▶ _Listed entries_
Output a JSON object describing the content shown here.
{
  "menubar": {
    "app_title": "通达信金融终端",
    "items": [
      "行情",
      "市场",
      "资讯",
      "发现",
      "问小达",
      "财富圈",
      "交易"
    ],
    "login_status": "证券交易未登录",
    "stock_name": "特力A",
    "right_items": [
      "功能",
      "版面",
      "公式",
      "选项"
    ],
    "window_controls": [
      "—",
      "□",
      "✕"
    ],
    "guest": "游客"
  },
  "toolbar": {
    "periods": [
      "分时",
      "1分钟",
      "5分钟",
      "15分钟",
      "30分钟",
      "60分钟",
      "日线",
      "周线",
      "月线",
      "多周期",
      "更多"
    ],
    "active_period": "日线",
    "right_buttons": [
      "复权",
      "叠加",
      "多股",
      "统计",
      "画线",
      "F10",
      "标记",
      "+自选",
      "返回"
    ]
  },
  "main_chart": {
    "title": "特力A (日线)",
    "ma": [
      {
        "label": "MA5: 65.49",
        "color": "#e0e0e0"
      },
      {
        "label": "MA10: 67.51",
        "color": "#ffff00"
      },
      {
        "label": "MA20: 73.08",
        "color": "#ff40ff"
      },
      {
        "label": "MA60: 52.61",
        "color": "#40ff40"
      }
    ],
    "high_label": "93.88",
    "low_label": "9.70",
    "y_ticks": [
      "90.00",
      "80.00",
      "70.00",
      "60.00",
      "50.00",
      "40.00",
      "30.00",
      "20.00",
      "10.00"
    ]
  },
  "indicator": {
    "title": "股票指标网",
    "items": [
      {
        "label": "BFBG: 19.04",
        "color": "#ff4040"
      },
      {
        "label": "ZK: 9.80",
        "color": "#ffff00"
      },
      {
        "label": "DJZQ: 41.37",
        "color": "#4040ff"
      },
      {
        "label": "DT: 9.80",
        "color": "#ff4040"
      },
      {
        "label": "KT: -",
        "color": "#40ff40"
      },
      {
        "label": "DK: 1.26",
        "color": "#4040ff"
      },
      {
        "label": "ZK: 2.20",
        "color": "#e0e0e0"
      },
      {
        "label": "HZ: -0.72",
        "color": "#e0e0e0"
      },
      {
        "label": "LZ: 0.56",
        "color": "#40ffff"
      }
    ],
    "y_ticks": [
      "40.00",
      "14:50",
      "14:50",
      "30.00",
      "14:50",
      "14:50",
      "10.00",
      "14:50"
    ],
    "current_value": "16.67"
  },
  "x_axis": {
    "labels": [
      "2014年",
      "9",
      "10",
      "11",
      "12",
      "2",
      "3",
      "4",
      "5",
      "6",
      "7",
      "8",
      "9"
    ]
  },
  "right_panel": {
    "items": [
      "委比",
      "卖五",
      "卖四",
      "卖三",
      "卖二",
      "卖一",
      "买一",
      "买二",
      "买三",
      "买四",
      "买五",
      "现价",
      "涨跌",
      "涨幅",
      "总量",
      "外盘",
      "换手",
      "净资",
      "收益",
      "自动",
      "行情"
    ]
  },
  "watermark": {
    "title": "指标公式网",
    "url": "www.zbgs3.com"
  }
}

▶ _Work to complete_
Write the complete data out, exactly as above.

▶ _Solution for this exercise_
Output a JSON object describing the content shown here.
{
  "menubar": {
    "app_title": "通达信金融终端",
    "items": [
      "行情",
      "市场",
      "资讯",
      "发现",
      "问小达",
      "财富圈",
      "交易"
    ],
    "login_status": "证券交易未登录",
    "stock_name": "特力A",
    "right_items": [
      "功能",
      "版面",
      "公式",
      "选项"
    ],
    "window_controls": [
      "—",
      "□",
      "✕"
    ],
    "guest": "游客"
  },
  "toolbar": {
    "periods": [
      "分时",
      "1分钟",
      "5分钟",
      "15分钟",
      "30分钟",
      "60分钟",
      "日线",
      "周线",
      "月线",
      "多周期",
      "更多"
    ],
    "active_period": "日线",
    "right_buttons": [
      "复权",
      "叠加",
      "多股",
      "统计",
      "画线",
      "F10",
      "标记",
      "+自选",
      "返回"
    ]
  },
  "main_chart": {
    "title": "特力A (日线)",
    "ma": [
      {
        "label": "MA5: 65.49",
        "color": "#e0e0e0"
      },
      {
        "label": "MA10: 67.51",
        "color": "#ffff00"
      },
      {
        "label": "MA20: 73.08",
        "color": "#ff40ff"
      },
      {
        "label": "MA60: 52.61",
        "color": "#40ff40"
      }
    ],
    "high_label": "93.88",
    "low_label": "9.70",
    "y_ticks": [
      "90.00",
      "80.00",
      "70.00",
      "60.00",
      "50.00",
      "40.00",
      "30.00",
      "20.00",
      "10.00"
    ]
  },
  "indicator": {
    "title": "股票指标网",
    "items": [
      {
        "label": "BFBG: 19.04",
        "color": "#ff4040"
      },
      {
        "label": "ZK: 9.80",
        "color": "#ffff00"
      },
      {
        "label": "DJZQ: 41.37",
        "color": "#4040ff"
      },
      {
        "label": "DT: 9.80",
        "color": "#ff4040"
      },
      {
        "label": "KT: -",
        "color": "#40ff40"
      },
      {
        "label": "DK: 1.26",
        "color": "#4040ff"
      },
      {
        "label": "ZK: 2.20",
        "color": "#e0e0e0"
      },
      {
        "label": "HZ: -0.72",
        "color": "#e0e0e0"
      },
      {
        "label": "LZ: 0.56",
        "color": "#40ffff"
      }
    ],
    "y_ticks": [
      "40.00",
      "14:50",
      "14:50",
      "30.00",
      "14:50",
      "14:50",
      "10.00",
      "14:50"
    ],
    "current_value": "16.67"
  },
  "x_axis": {
    "labels": [
      "2014年",
      "9",
      "10",
      "11",
      "12",
      "2",
      "3",
      "4",
      "5",
      "6",
      "7",
      "8",
      "9"
    ]
  },
  "right_panel": {
    "items": [
      "委比",
      "卖五",
      "卖四",
      "卖三",
      "卖二",
      "卖一",
      "买一",
      "买二",
      "买三",
      "买四",
      "买五",
      "现价",
      "涨跌",
      "涨幅",
      "总量",
      "外盘",
      "换手",
      "净资",
      "收益",
      "自动",
      "行情"
    ]
  },
  "watermark": {
    "title": "指标公式网",
    "url": "www.zbgs3.com"
  }
}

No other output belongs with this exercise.